BEGIN
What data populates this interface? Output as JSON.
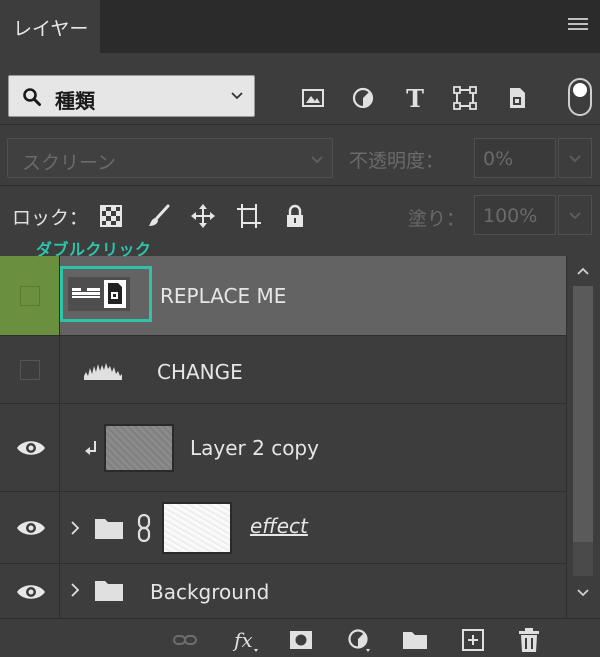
{
  "panel": {
    "tab_label": "レイヤー"
  },
  "filter": {
    "kind_label": "種類"
  },
  "blend": {
    "mode": "スクリーン",
    "opacity_label": "不透明度：",
    "opacity_value": "0%"
  },
  "lock": {
    "label": "ロック：",
    "fill_label": "塗り：",
    "fill_value": "100%"
  },
  "annotation": {
    "text": "ダブルクリック",
    "color": "#2ec4a9"
  },
  "layers": [
    {
      "name": "REPLACE ME",
      "visible": false,
      "selected": true,
      "type": "smart-object"
    },
    {
      "name": "CHANGE",
      "visible": false,
      "selected": false,
      "type": "adjustment"
    },
    {
      "name": "Layer 2 copy",
      "visible": true,
      "selected": false,
      "type": "clipped-raster"
    },
    {
      "name": "effect",
      "visible": true,
      "selected": false,
      "type": "group-with-mask"
    },
    {
      "name": "Background",
      "visible": true,
      "selected": false,
      "type": "group"
    }
  ],
  "colors": {
    "panel_bg": "#3d3d3d",
    "selected_row": "#636363",
    "visibility_selected": "#6a8f3e"
  }
}
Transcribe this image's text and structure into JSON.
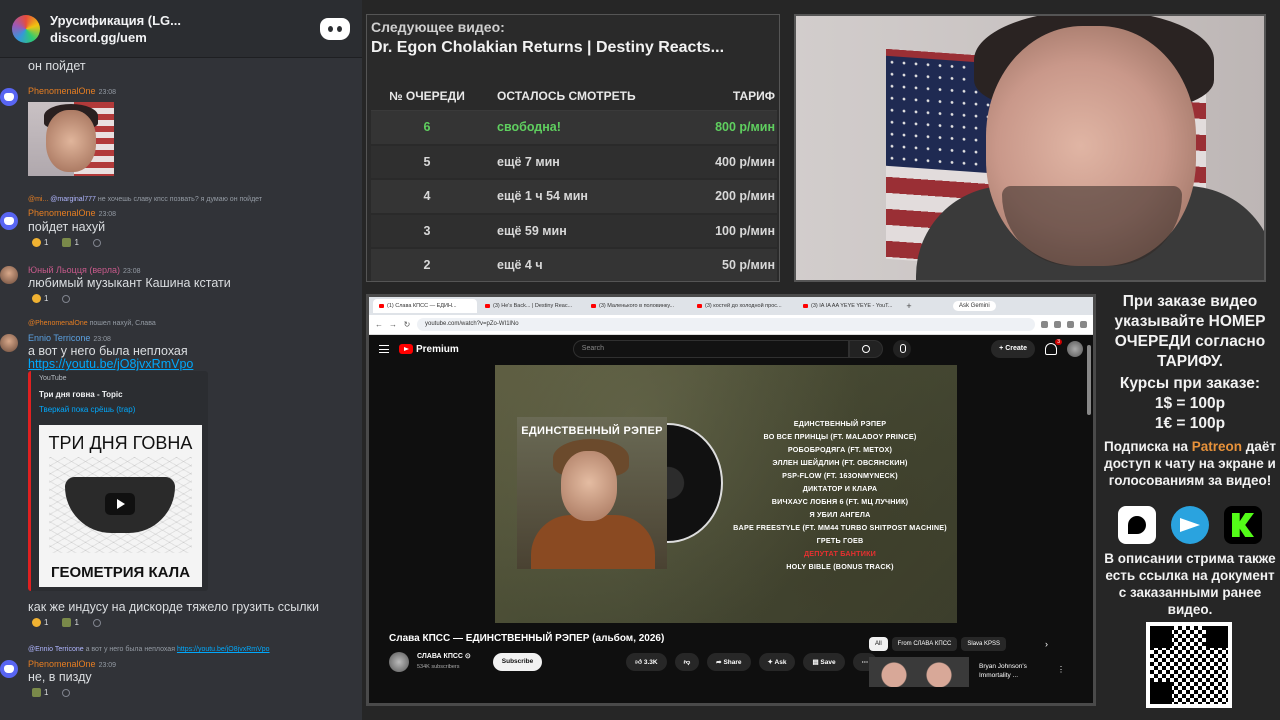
{
  "discord": {
    "server_name": "Урусификация (LG...",
    "invite": "discord.gg/uem",
    "messages": [
      {
        "text": "он пойдет"
      },
      {
        "user": "PhenomenalOne",
        "time": "23:08"
      },
      {
        "reply_user": "@mi...",
        "reply_handle": "@marginal777",
        "reply_text": "не хочешь славу кпсс позвать? я думаю он пойдет",
        "user": "PhenomenalOne",
        "time": "23:08",
        "text": "пойдет нахуй",
        "reactions": [
          "1",
          "1"
        ]
      },
      {
        "user": "Юный Льоцця (верла)",
        "time": "23:08",
        "text": "любимый музыкант Кашина кстати",
        "reactions": [
          "1"
        ]
      },
      {
        "reply_user": "@PhenomenalOne",
        "reply_text": "пошел нахуй, Слава",
        "user": "Ennio Terricone",
        "time": "23:08",
        "text": "а вот у него была неплохая",
        "link": "https://youtu.be/jO8jvxRmVpo"
      },
      {
        "text": "как же индусу на дискорде тяжело грузить ссылки",
        "reactions": [
          "1",
          "1"
        ]
      },
      {
        "reply_user": "@Ennio Terricone",
        "reply_text": "а вот у него была неплохая",
        "reply_link": "https://youtu.be/jO8jvxRmVpo",
        "user": "PhenomenalOne",
        "time": "23:09",
        "text": "не, в пизду",
        "reactions": [
          "1"
        ]
      }
    ],
    "embed": {
      "source": "YouTube",
      "title": "Три дня говна - Topic",
      "author": "Тверкай пока срёшь (trap)",
      "thumb_top": "ТРИ ДНЯ ГОВНА",
      "thumb_bottom": "ГЕОМЕТРИЯ КАЛА"
    }
  },
  "queue": {
    "next_label": "Следующее видео:",
    "next_title": "Dr. Egon Cholakian Returns | Destiny Reacts...",
    "headers": [
      "№ ОЧЕРЕДИ",
      "ОСТАЛОСЬ СМОТРЕТЬ",
      "ТАРИФ"
    ],
    "rows": [
      [
        "6",
        "свободна!",
        "800 р/мин"
      ],
      [
        "5",
        "ещё 7 мин",
        "400 р/мин"
      ],
      [
        "4",
        "ещё 1 ч 54 мин",
        "200 р/мин"
      ],
      [
        "3",
        "ещё 59 мин",
        "100 р/мин"
      ],
      [
        "2",
        "ещё 4 ч",
        "50 р/мин"
      ]
    ],
    "first_row_color": "#5fcf5f"
  },
  "browser": {
    "tabs": [
      "(1) Слава КПСС — ЕДИН...",
      "(3) He's Back... | Destiny Reac...",
      "(3) Маленького в половинку...",
      "(3) костей до холодной прос...",
      "(3) IA IA AA YEYE YEYE - YouT..."
    ],
    "gemini": "Ask Gemini",
    "url": "youtube.com/watch?v=pZo-WI1lNo",
    "yt_brand": "Premium",
    "search_placeholder": "Search",
    "create": "Create",
    "notif_count": "3",
    "album_title": "ЕДИНСТВЕННЫЙ РЭПЕР",
    "tracks": [
      "ЕДИНСТВЕННЫЙ РЭПЕР",
      "ВО ВСЕ ПРИНЦЫ (FT. MALADOY PRINCE)",
      "РОБОБРОДЯГА (FT. METOX)",
      "ЭЛЛЕН ШЕЙДЛИН (FT. ОВСЯНСКИН)",
      "PSP-FLOW (FT. 163ONMYNECK)",
      "ДИКТАТОР И КЛАРА",
      "ВИЧХАУС ЛОБНЯ 6 (FT. МЦ ЛУЧНИК)",
      "Я УБИЛ АНГЕЛА",
      "BAPE FREESTYLE (FT. MM44 TURBO SHITPOST MACHINE)",
      "ГРЕТЬ ГОЕВ",
      "ДЕПУТАТ БАНТИКИ",
      "HOLY BIBLE (BONUS TRACK)"
    ],
    "highlight_track_index": 10,
    "highlight_color": "#e63030",
    "video_title": "Слава КПСС — ЕДИНСТВЕННЫЙ РЭПЕР (альбом, 2026)",
    "channel": "СЛАВА КПСС ⊙",
    "subs": "534K subscribers",
    "subscribe": "Subscribe",
    "likes": "3.3K",
    "share": "Share",
    "ask": "Ask",
    "save": "Save",
    "chips": [
      "All",
      "From СЛАВА КПСС",
      "Slava KPSS"
    ],
    "rec_title_1": "Bryan Johnson's",
    "rec_title_2": "Immortality ..."
  },
  "info": {
    "order": "При заказе видео указывайте НОМЕР ОЧЕРЕДИ согласно ТАРИФУ.",
    "rates_title": "Курсы при заказе:",
    "rate_usd": "1$ = 100р",
    "rate_eur": "1€ = 100р",
    "sub_pre": "Подписка на",
    "sub_brand": "Patreon",
    "sub_post": "даёт доступ к чату на экране и голосованиям за видео!",
    "doc": "В описании стрима также есть ссылка на документ с заказанными ранее видео.",
    "accent": "#e8923a"
  }
}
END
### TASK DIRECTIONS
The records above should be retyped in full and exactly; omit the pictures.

### RESULT BELOW
What data populates this interface? Output as JSON.
{
  "panel": {
    "tab_label": "レイヤー"
  },
  "filter": {
    "kind_label": "種類"
  },
  "blend": {
    "mode": "スクリーン",
    "opacity_label": "不透明度：",
    "opacity_value": "0%"
  },
  "lock": {
    "label": "ロック：",
    "fill_label": "塗り：",
    "fill_value": "100%"
  },
  "annotation": {
    "text": "ダブルクリック",
    "color": "#2ec4a9"
  },
  "layers": [
    {
      "name": "REPLACE ME",
      "visible": false,
      "selected": true,
      "type": "smart-object"
    },
    {
      "name": "CHANGE",
      "visible": false,
      "selected": false,
      "type": "adjustment"
    },
    {
      "name": "Layer 2 copy",
      "visible": true,
      "selected": false,
      "type": "clipped-raster"
    },
    {
      "name": "effect",
      "visible": true,
      "selected": false,
      "type": "group-with-mask"
    },
    {
      "name": "Background",
      "visible": true,
      "selected": false,
      "type": "group"
    }
  ],
  "colors": {
    "panel_bg": "#3d3d3d",
    "selected_row": "#636363",
    "visibility_selected": "#6a8f3e"
  }
}
Transcribe this image's text and structure into JSON.
{
  "discord": {
    "server_name": "Урусификация (LG...",
    "invite": "discord.gg/uem",
    "messages": [
      {
        "text": "он пойдет"
      },
      {
        "user": "PhenomenalOne",
        "time": "23:08"
      },
      {
        "reply_user": "@mi...",
        "reply_handle": "@marginal777",
        "reply_text": "не хочешь славу кпсс позвать? я думаю он пойдет",
        "user": "PhenomenalOne",
        "time": "23:08",
        "text": "пойдет нахуй",
        "reactions": [
          "1",
          "1"
        ]
      },
      {
        "user": "Юный Льоцця (верла)",
        "time": "23:08",
        "text": "любимый музыкант Кашина кстати",
        "reactions": [
          "1"
        ]
      },
      {
        "reply_user": "@PhenomenalOne",
        "reply_text": "пошел нахуй, Слава",
        "user": "Ennio Terricone",
        "time": "23:08",
        "text": "а вот у него была неплохая",
        "link": "https://youtu.be/jO8jvxRmVpo"
      },
      {
        "text": "как же индусу на дискорде тяжело грузить ссылки",
        "reactions": [
          "1",
          "1"
        ]
      },
      {
        "reply_user": "@Ennio Terricone",
        "reply_text": "а вот у него была неплохая",
        "reply_link": "https://youtu.be/jO8jvxRmVpo",
        "user": "PhenomenalOne",
        "time": "23:09",
        "text": "не, в пизду",
        "reactions": [
          "1"
        ]
      }
    ],
    "embed": {
      "source": "YouTube",
      "title": "Три дня говна - Topic",
      "author": "Тверкай пока срёшь (trap)",
      "thumb_top": "ТРИ ДНЯ ГОВНА",
      "thumb_bottom": "ГЕОМЕТРИЯ КАЛА"
    }
  },
  "queue": {
    "next_label": "Следующее видео:",
    "next_title": "Dr. Egon Cholakian Returns | Destiny Reacts...",
    "headers": [
      "№ ОЧЕРЕДИ",
      "ОСТАЛОСЬ СМОТРЕТЬ",
      "ТАРИФ"
    ],
    "rows": [
      [
        "6",
        "свободна!",
        "800 р/мин"
      ],
      [
        "5",
        "ещё 7 мин",
        "400 р/мин"
      ],
      [
        "4",
        "ещё 1 ч 54 мин",
        "200 р/мин"
      ],
      [
        "3",
        "ещё 59 мин",
        "100 р/мин"
      ],
      [
        "2",
        "ещё 4 ч",
        "50 р/мин"
      ]
    ],
    "first_row_color": "#5fcf5f"
  },
  "browser": {
    "tabs": [
      "(1) Слава КПСС — ЕДИН...",
      "(3) He's Back... | Destiny Reac...",
      "(3) Маленького в половинку...",
      "(3) костей до холодной прос...",
      "(3) IA IA AA YEYE YEYE - YouT..."
    ],
    "gemini": "Ask Gemini",
    "url": "youtube.com/watch?v=pZo-WI1lNo",
    "yt_brand": "Premium",
    "search_placeholder": "Search",
    "create": "Create",
    "notif_count": "3",
    "album_title": "ЕДИНСТВЕННЫЙ РЭПЕР",
    "tracks": [
      "ЕДИНСТВЕННЫЙ РЭПЕР",
      "ВО ВСЕ ПРИНЦЫ (FT. MALADOY PRINCE)",
      "РОБОБРОДЯГА (FT. METOX)",
      "ЭЛЛЕН ШЕЙДЛИН (FT. ОВСЯНСКИН)",
      "PSP-FLOW (FT. 163ONMYNECK)",
      "ДИКТАТОР И КЛАРА",
      "ВИЧХАУС ЛОБНЯ 6 (FT. МЦ ЛУЧНИК)",
      "Я УБИЛ АНГЕЛА",
      "BAPE FREESTYLE (FT. MM44 TURBO SHITPOST MACHINE)",
      "ГРЕТЬ ГОЕВ",
      "ДЕПУТАТ БАНТИКИ",
      "HOLY BIBLE (BONUS TRACK)"
    ],
    "highlight_track_index": 10,
    "highlight_color": "#e63030",
    "video_title": "Слава КПСС — ЕДИНСТВЕННЫЙ РЭПЕР (альбом, 2026)",
    "channel": "СЛАВА КПСС ⊙",
    "subs": "534K subscribers",
    "subscribe": "Subscribe",
    "likes": "3.3K",
    "share": "Share",
    "ask": "Ask",
    "save": "Save",
    "chips": [
      "All",
      "From СЛАВА КПСС",
      "Slava KPSS"
    ],
    "rec_title_1": "Bryan Johnson's",
    "rec_title_2": "Immortality ..."
  },
  "info": {
    "order": "При заказе видео указывайте НОМЕР ОЧЕРЕДИ согласно ТАРИФУ.",
    "rates_title": "Курсы при заказе:",
    "rate_usd": "1$ = 100р",
    "rate_eur": "1€ = 100р",
    "sub_pre": "Подписка на",
    "sub_brand": "Patreon",
    "sub_post": "даёт доступ к чату на экране и голосованиям за видео!",
    "doc": "В описании стрима также есть ссылка на документ с заказанными ранее видео.",
    "accent": "#e8923a"
  }
}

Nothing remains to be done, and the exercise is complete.